It is important to emphasize that all companies formed in Brazil need a unique physical address. A virtual address is not accepted as a fiscal address. For operations where there are several companies registered at the same office address, it is common to specify which room each company is registered to, as this makes each address unique for fiscal purposes.
Selling to the Government
In the case of engineering, architecture or construction services for government projects (mostly infrastructure projects), public tenders are publicized which are usually open to foreign companies. The Brazilian Government recently adopted the new Public Procurement Law which eases the participation of foreign bidders, though it is still recommended that any foreign firm looking to participate in a public tender have some form of local presence, however limited it may be.

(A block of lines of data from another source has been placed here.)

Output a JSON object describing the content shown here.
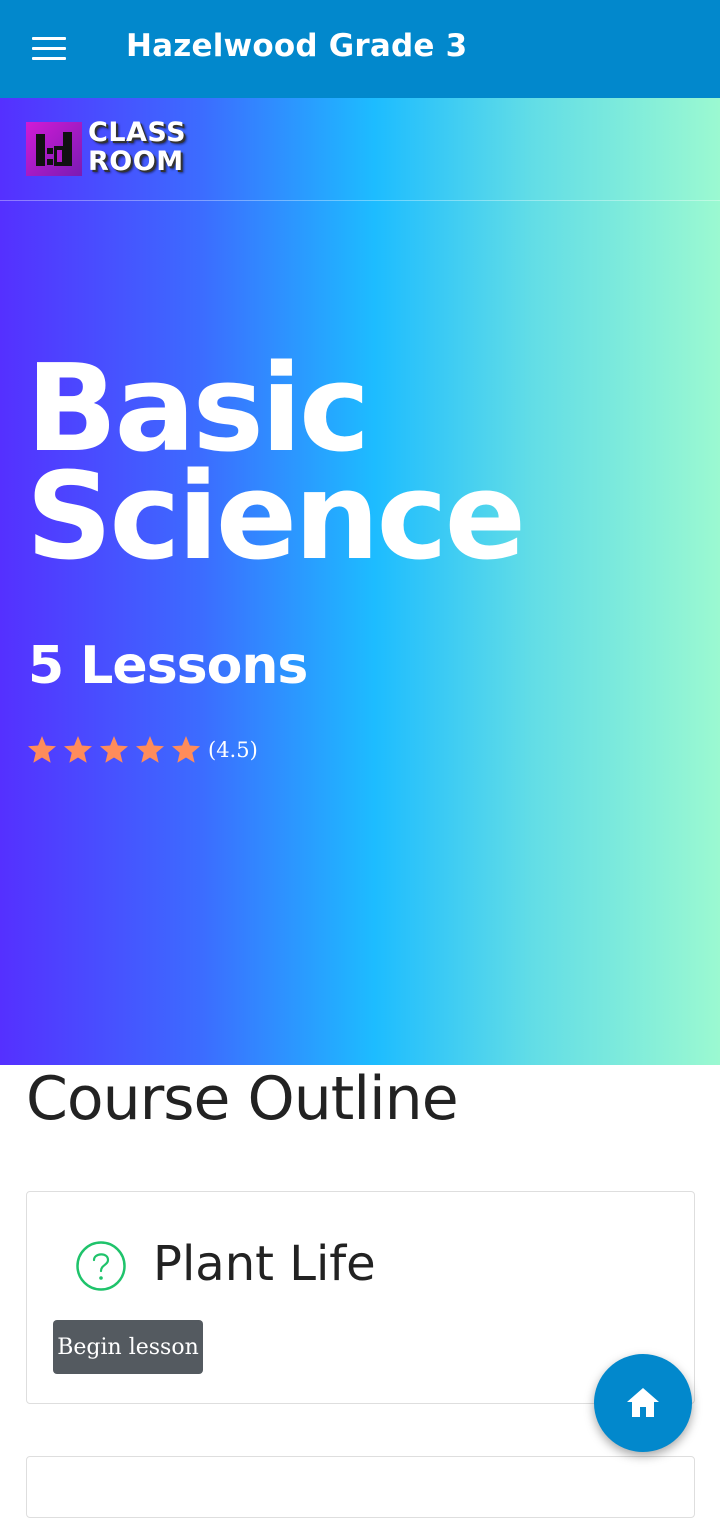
{
  "appbar": {
    "title": "Hazelwood Grade 3",
    "menu_icon": "menu-icon"
  },
  "logo": {
    "line1": "CLASS",
    "line2": "ROOM",
    "mark_text": ":d"
  },
  "hero": {
    "title_line1": "Basic",
    "title_line2": "Science",
    "lessons": "5 Lessons",
    "rating_stars": 5,
    "rating_text": "(4.5)",
    "star_color": "#ff8c5a",
    "gradient": [
      "#5530ff",
      "#1dbcff",
      "#9bf9d1"
    ]
  },
  "outline": {
    "heading": "Course Outline",
    "lessons": [
      {
        "title": "Plant Life",
        "icon": "question-circle-icon",
        "icon_color": "#1fc36b",
        "button_label": "Begin lesson"
      }
    ]
  },
  "fab": {
    "icon": "home-icon",
    "color": "#0288cc"
  }
}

Distribution & Sales Channels
As in most other industry sectors, foreign service providers must either establish themselves in the country or have a local representative to be successful in Brazil, as explained above.
Price is a critical factor in purchase decisions, particularly in public bidding programs. Leading Sub-Sectors
Leading sectors in the ACE industry include:
- Infrastructure Projects (ports, airports, railways, highways)
- Urban Planning
- Real Estate: new or retrofit
- Industrial: new or retrofitted plants
- Hospitality (new hotels, retrofit of existing hotels, transformation of residential buildings into hotels)
- Health Sectors (new hospitals and upgrades to existing hospitals)
- Furniture design
- Drywall technologies
- Lighting (residential, commercial, industrial, urban)
- Sports venue design and equipment
- Building Information Modeling (BIM) process
- Constructechs and Proptechs
In a country of over 200 million people spread over 27 states, there are numerous opportunities waiting to be explored by those eager to embrace new challenges and partner with creative and entrepreneurial Brazilians. With respect to the architecture, construction and engineering (ACE) sectors, green and sustainable businesses are gaining more attention. This includes legacy opportunities in several cities, such as large infrastructure projects. The government is seeking to increase U.S. private sector participation in infrastructure projects, with a confirmed federal pipeline of projects valued at more than US$ 1 billion for ports, US$ 14 billion in rail, US$ 2.5 billion in airports, and US$ 36 billion in highways. There are also projects at the state and municipal levels, in areas such as sanitation.
An area that is booming in the ACE sector is construction technology, or Construtech as it is often called in Brazil. Startups are investing in areas such as field management, equipment and construction materials marketplaces, and applications in mobile and cloud technologies, robotics, and software for the construction industry. Also startups related to real estate (protects) are a growing market. In August 2021, in Brazil, there are already over 830 construct and proptech firms.
It is recommended that new projects contain sustainable or “green” content, according to LEED, AQUA and other certification programs. According to the Brazilian Green Building Council, Brazil ranks fifth in LEED registrations worldwide, with over 2 millon² certified buildings, trailing only the United States, China, Canada and India.
- The Brazilian Council for Architecture and Urbanism (CAU)
- The Brazilian Association of Architecture Firms (ASBEA)
- The Federal Council for Engineering and Agronomy (CONFEA)
- The Brazilian Association of Architectural and Consulting Engineering Companies (SINAENCO)
- The Brazilian Association of Engineering Consultants (ABCE)
- The Brazilian Green Building Council (GBC Brasil)
- Ministry of Infrastructure – Concession projects
For more information, please contact the US Commercial Service Industry Specialist at Patrick.Levy@trade.gov